(Task prompt): Look for the string "name" in the data below, and copy each line that holds it.

+ + + + + + +

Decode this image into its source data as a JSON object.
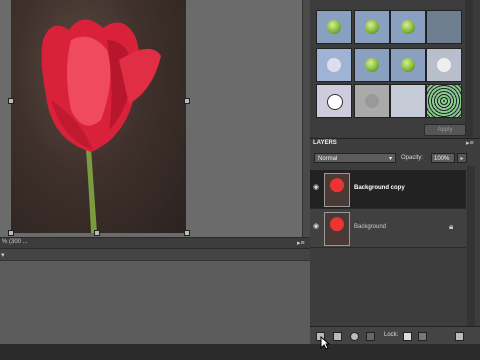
{
  "canvas": {
    "status_text": "% (300 ..."
  },
  "effects": {
    "thumbnails": [
      "effect-1",
      "effect-2",
      "effect-3",
      "effect-4",
      "effect-5",
      "effect-6",
      "effect-7",
      "effect-8",
      "effect-9",
      "effect-10",
      "effect-11",
      "effect-12"
    ],
    "apply_label": "Apply"
  },
  "layers": {
    "tab_label": "LAYERS",
    "blend_mode": "Normal",
    "opacity_label": "Opacity:",
    "opacity_value": "100%",
    "rows": [
      {
        "name": "Background copy",
        "selected": true,
        "visible": true,
        "locked": false
      },
      {
        "name": "Background",
        "selected": false,
        "visible": true,
        "locked": true
      }
    ],
    "lock_label": "Lock:"
  },
  "icons": {
    "eye": "eye-icon",
    "lock": "lock-icon",
    "panel_menu": "panel-menu-icon",
    "new_layer": "new-layer-icon",
    "trash": "trash-icon",
    "cursor": "mouse-cursor"
  }
}
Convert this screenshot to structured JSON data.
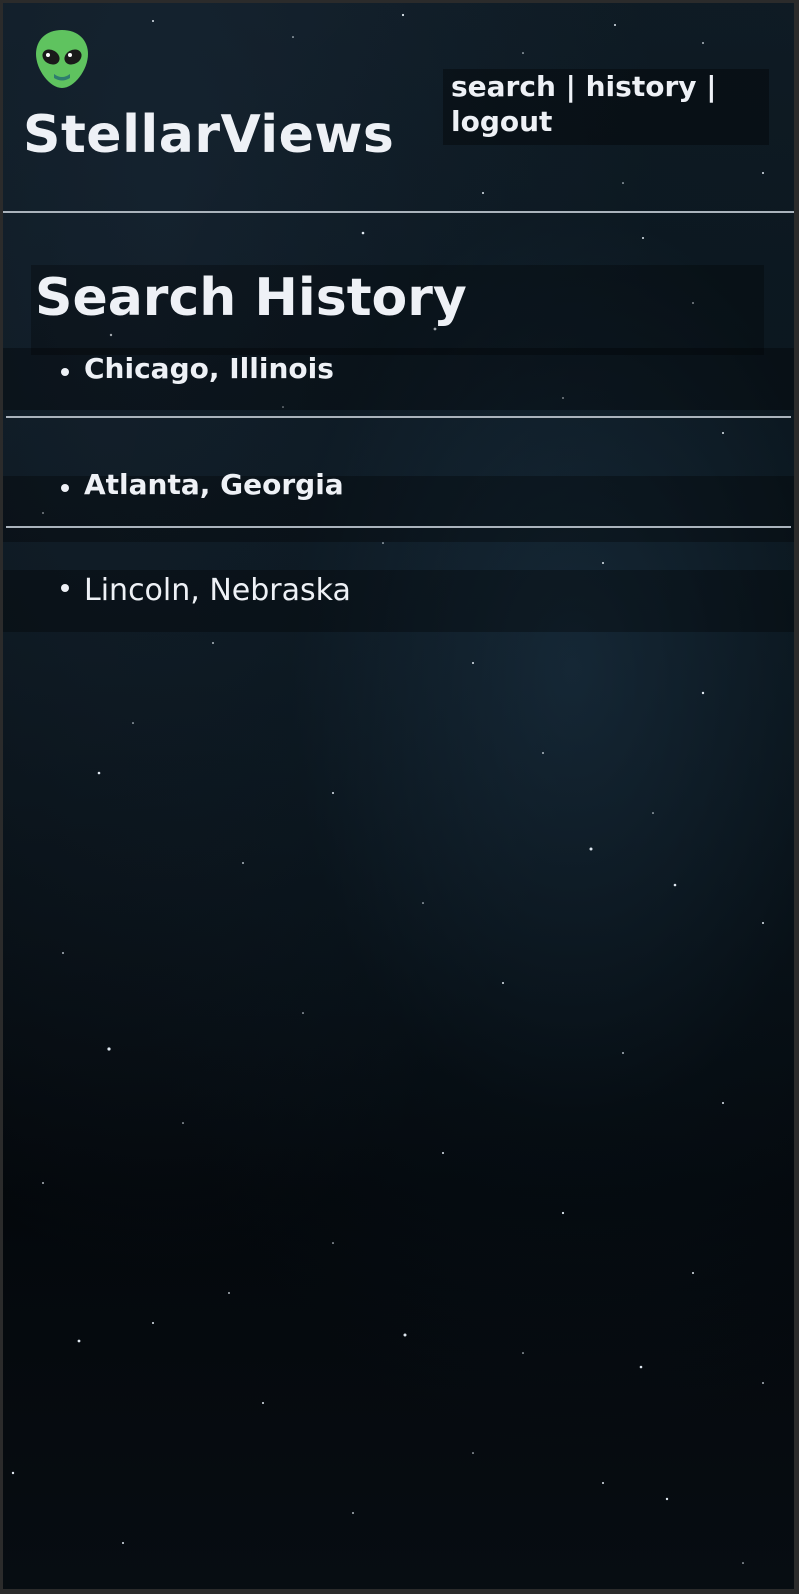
{
  "header": {
    "logo_icon": "alien-icon",
    "brand": "StellarViews",
    "nav": {
      "search_label": "search",
      "history_label": "history",
      "logout_label": "logout",
      "separator": "|"
    }
  },
  "main": {
    "title": "Search History",
    "history": [
      {
        "label": "Chicago, Illinois"
      },
      {
        "label": "Atlanta, Georgia"
      },
      {
        "label": "Lincoln, Nebraska"
      }
    ]
  },
  "colors": {
    "text": "#eef1f6",
    "rule": "#aab3bc",
    "alien_green": "#5fc35f",
    "background": "#0a141b"
  }
}
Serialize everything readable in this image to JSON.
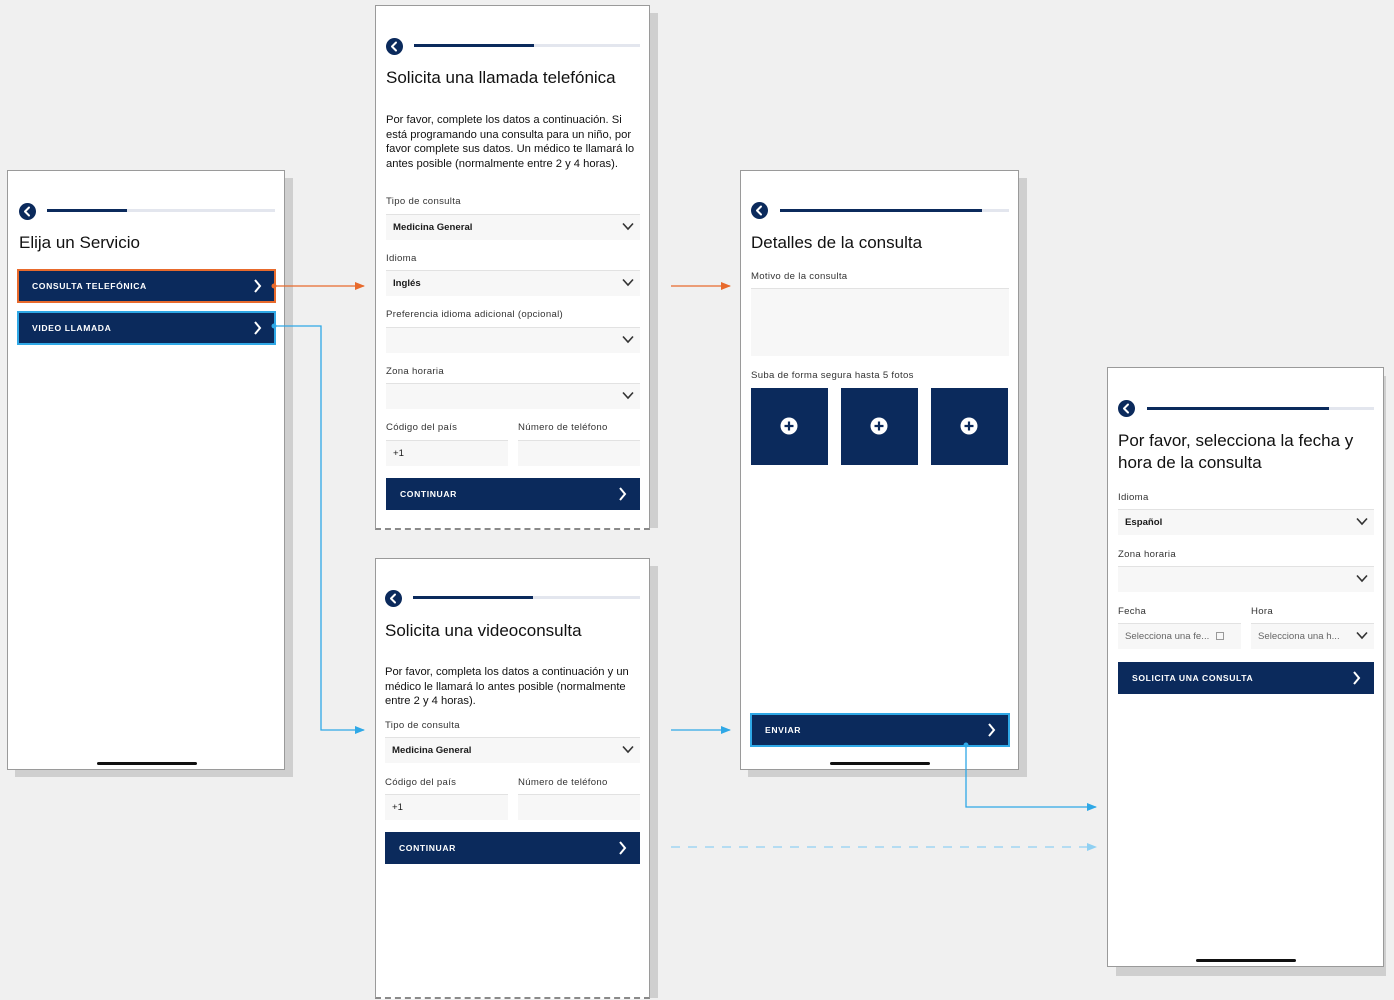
{
  "colors": {
    "brand_navy": "#0b2a5c",
    "arrow_orange": "#e86a2c",
    "arrow_blue": "#2fa8e6",
    "arrow_light_blue": "#8fd0f2"
  },
  "icons": {
    "back": "chevron-left-circle-icon",
    "dropdown": "chevron-down-icon",
    "next": "chevron-right-icon",
    "add_photo": "plus-circle-icon",
    "date_picker": "calendar-icon"
  },
  "screen1": {
    "progress": 0.35,
    "title": "Elija un Servicio",
    "options": [
      {
        "label": "CONSULTA TELEFÓNICA"
      },
      {
        "label": "VIDEO LLAMADA"
      }
    ]
  },
  "screen2": {
    "progress": 0.53,
    "title": "Solicita una llamada telefónica",
    "intro": "Por favor, complete los datos a continuación. Si está programando una consulta para un niño, por favor complete sus datos. Un médico te llamará lo antes posible (normalmente entre 2 y 4 horas).",
    "fields": {
      "consult_type": {
        "label": "Tipo de consulta",
        "value": "Medicina General"
      },
      "language": {
        "label": "Idioma",
        "value": "Inglés"
      },
      "extra_language": {
        "label": "Preferencia idioma adicional (opcional)",
        "value": ""
      },
      "timezone": {
        "label": "Zona horaria",
        "value": ""
      },
      "country_code": {
        "label": "Código del país",
        "value": "+1"
      },
      "phone": {
        "label": "Número de teléfono",
        "value": ""
      }
    },
    "continue_label": "CONTINUAR"
  },
  "screen3": {
    "progress": 0.53,
    "title": "Solicita una videoconsulta",
    "intro": "Por favor, completa los datos a continuación y un médico le llamará lo antes posible (normalmente entre 2 y 4 horas).",
    "fields": {
      "consult_type": {
        "label": "Tipo de consulta",
        "value": "Medicina General"
      },
      "country_code": {
        "label": "Código del país",
        "value": "+1"
      },
      "phone": {
        "label": "Número de teléfono",
        "value": ""
      }
    },
    "continue_label": "CONTINUAR"
  },
  "screen4": {
    "progress": 0.88,
    "title": "Detalles de la consulta",
    "reason_label": "Motivo de la consulta",
    "reason_value": "",
    "photos_label": "Suba de forma segura hasta 5 fotos",
    "photo_slots": 3,
    "submit_label": "ENVIAR"
  },
  "screen5": {
    "progress": 0.8,
    "title": "Por favor, selecciona la fecha y hora de la consulta",
    "fields": {
      "language": {
        "label": "Idioma",
        "value": "Español"
      },
      "timezone": {
        "label": "Zona horaria",
        "value": ""
      },
      "date": {
        "label": "Fecha",
        "placeholder": "Selecciona una fe..."
      },
      "time": {
        "label": "Hora",
        "placeholder": "Selecciona una h..."
      }
    },
    "request_label": "SOLICITA UNA CONSULTA"
  }
}
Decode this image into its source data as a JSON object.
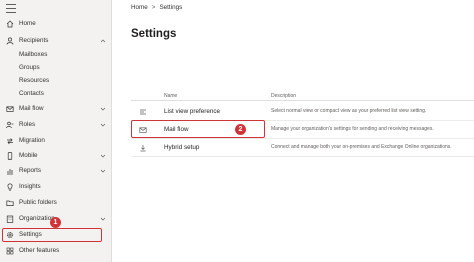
{
  "sidebar": {
    "items": [
      {
        "key": "home",
        "label": "Home",
        "icon": "home-icon"
      },
      {
        "key": "recipients",
        "label": "Recipients",
        "icon": "person-icon",
        "expanded": true
      },
      {
        "key": "mailboxes",
        "label": "Mailboxes"
      },
      {
        "key": "groups",
        "label": "Groups"
      },
      {
        "key": "resources",
        "label": "Resources"
      },
      {
        "key": "contacts",
        "label": "Contacts"
      },
      {
        "key": "mail-flow",
        "label": "Mail flow",
        "icon": "mail-icon"
      },
      {
        "key": "roles",
        "label": "Roles",
        "icon": "roles-icon"
      },
      {
        "key": "migration",
        "label": "Migration",
        "icon": "migration-icon"
      },
      {
        "key": "mobile",
        "label": "Mobile",
        "icon": "mobile-icon"
      },
      {
        "key": "reports",
        "label": "Reports",
        "icon": "reports-icon"
      },
      {
        "key": "insights",
        "label": "Insights",
        "icon": "insights-icon"
      },
      {
        "key": "public-folders",
        "label": "Public folders",
        "icon": "folder-icon"
      },
      {
        "key": "organization",
        "label": "Organization",
        "icon": "organization-icon"
      },
      {
        "key": "settings",
        "label": "Settings",
        "icon": "gear-icon",
        "selected": true
      },
      {
        "key": "other-features",
        "label": "Other features",
        "icon": "grid-icon"
      }
    ]
  },
  "breadcrumb": {
    "home": "Home",
    "current": "Settings"
  },
  "page": {
    "title": "Settings"
  },
  "table": {
    "headers": {
      "name": "Name",
      "description": "Description"
    },
    "rows": [
      {
        "name": "List view preference",
        "description": "Select normal view or compact view as your preferred list view setting.",
        "icon": "list-view-icon"
      },
      {
        "name": "Mail flow",
        "description": "Manage your organization's settings for sending and receiving messages.",
        "icon": "mail-icon"
      },
      {
        "name": "Hybrid setup",
        "description": "Connect and manage both your on-premises and Exchange Online organizations.",
        "icon": "download-icon"
      }
    ]
  },
  "annotations": {
    "badge_1": "1",
    "badge_2": "2"
  },
  "colors": {
    "highlight": "#d13438",
    "sidebar_bg": "#f3f2f1",
    "text": "#323130"
  }
}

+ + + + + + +

(Response for this exercise):
        "name": "Background copy",
        "name": "Background",
      "name": "Name",
        "name": "List view preference",
        "name": "Mail flow",
        "name": "Hybrid setup",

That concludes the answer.